As a social and biological science, anthropology embraces a broad view of humanity according to the methods and topics of its four subfields: cultural anthropology (the study of people as social and cultural beings, whether in small-scale societies or complex global organization...s); linguistic anthropology (the study of language use and linguistic diversity in social life); archaeology (the study of social and cultural life through material remains, from a long-term historical perspective); and biological anthropology (the study of human and nonhuman primate evolution, the biology and diversity of living human populations, and the behavior and ecology of non-human primates). The UTSA Department of Anthropology offers a major and minor at the undergraduate level and MA and Ph.D. degrees at the graduate level. We support our graduate students with fellowships, scholarships, hourly appointments, and research and travel grants.
Our doctoral program couples a focus on environmental anthropology with a broad education across anthropology’s sub-fields. It provides advanced training in political and cultural ecology, environmental and landscape archaeology, science and technology studies, medical anthropology, primate behavior, evolution, ecology, and conservation, evolutionary medicine, human biology, and global health.
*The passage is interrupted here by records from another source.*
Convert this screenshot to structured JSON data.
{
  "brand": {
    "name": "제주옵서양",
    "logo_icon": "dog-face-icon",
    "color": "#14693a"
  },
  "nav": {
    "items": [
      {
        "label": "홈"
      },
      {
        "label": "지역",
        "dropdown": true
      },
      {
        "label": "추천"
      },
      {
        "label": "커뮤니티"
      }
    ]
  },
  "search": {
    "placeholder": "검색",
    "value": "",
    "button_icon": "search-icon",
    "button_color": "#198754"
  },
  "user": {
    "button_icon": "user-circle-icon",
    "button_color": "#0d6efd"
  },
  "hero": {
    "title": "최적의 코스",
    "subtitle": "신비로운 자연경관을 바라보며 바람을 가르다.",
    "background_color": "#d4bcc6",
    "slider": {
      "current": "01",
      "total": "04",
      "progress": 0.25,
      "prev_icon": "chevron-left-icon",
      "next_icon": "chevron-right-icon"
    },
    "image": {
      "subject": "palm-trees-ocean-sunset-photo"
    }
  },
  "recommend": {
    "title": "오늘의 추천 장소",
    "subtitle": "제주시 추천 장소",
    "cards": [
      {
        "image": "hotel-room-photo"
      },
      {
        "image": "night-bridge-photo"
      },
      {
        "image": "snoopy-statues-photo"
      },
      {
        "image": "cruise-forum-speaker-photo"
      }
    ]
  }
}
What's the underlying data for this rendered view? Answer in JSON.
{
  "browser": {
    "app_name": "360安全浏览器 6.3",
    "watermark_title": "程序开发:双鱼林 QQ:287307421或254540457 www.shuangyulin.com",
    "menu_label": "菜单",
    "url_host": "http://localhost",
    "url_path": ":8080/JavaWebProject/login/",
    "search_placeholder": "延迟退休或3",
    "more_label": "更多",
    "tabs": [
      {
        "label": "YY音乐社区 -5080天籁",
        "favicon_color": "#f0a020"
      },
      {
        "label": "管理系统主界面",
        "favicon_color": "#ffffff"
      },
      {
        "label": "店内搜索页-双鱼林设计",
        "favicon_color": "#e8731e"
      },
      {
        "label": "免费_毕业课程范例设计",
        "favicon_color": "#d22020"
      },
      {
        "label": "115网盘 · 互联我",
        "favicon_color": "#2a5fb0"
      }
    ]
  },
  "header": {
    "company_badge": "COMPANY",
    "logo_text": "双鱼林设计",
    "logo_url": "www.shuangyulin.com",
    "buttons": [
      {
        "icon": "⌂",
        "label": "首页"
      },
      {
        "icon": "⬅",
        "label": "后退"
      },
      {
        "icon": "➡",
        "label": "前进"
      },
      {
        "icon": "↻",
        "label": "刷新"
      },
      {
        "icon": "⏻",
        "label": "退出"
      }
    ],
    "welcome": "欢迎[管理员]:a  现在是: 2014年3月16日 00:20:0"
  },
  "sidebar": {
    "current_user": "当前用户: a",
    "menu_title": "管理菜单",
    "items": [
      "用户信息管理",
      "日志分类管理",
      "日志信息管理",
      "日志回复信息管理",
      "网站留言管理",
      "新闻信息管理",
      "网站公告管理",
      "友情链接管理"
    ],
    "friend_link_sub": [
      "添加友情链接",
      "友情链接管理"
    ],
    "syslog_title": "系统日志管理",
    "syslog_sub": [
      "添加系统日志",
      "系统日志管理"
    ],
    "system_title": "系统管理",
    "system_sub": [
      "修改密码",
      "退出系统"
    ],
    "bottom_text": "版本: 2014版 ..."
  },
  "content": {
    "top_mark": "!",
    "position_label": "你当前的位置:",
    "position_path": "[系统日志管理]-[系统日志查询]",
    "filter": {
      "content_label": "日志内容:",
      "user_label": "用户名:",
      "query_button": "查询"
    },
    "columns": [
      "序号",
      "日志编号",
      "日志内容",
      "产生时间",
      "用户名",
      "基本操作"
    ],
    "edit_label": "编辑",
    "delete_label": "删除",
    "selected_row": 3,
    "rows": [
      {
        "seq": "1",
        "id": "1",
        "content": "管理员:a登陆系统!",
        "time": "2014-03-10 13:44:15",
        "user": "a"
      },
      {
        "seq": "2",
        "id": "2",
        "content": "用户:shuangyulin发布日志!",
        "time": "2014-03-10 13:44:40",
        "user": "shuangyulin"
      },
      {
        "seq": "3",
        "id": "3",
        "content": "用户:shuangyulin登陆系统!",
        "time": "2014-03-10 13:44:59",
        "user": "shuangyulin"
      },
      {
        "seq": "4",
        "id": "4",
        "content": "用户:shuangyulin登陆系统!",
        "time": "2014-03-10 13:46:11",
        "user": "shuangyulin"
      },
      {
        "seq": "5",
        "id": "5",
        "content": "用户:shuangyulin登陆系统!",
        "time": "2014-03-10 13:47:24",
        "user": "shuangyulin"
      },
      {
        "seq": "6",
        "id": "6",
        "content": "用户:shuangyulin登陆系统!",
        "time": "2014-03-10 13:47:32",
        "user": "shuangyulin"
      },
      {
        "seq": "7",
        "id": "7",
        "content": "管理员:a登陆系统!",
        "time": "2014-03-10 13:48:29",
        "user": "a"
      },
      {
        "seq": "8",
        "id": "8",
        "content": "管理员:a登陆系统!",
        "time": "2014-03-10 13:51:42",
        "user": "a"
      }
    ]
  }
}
Faculty research specialties include: archaeology of the Maya lowlands and Andean South America; archaeology of Texas, the American Southwest, and Northwest Mexico; primate behavioral ecology in Southeast Asia; primate conservation ecology and genetics in Africa and Madagascar; ethnoprimatology in the Caribbean, South Africa, and Asia; resource management practices and human-animal relations in the Island Pacific; environmental politics, resource extraction, water scarcity, and ecological contamination in North and South America; coastal political ecology and the making of environmental markets in Belize and the United States; the cultural anthropology of Texas and the Plains; ethnography and applied anthropology of Mexico and the United States; medical anthropology of the US-Mexico border region and the Circumpolar North; evolutionary physiology and ecological immunology; and conservation medicine/One Health issues.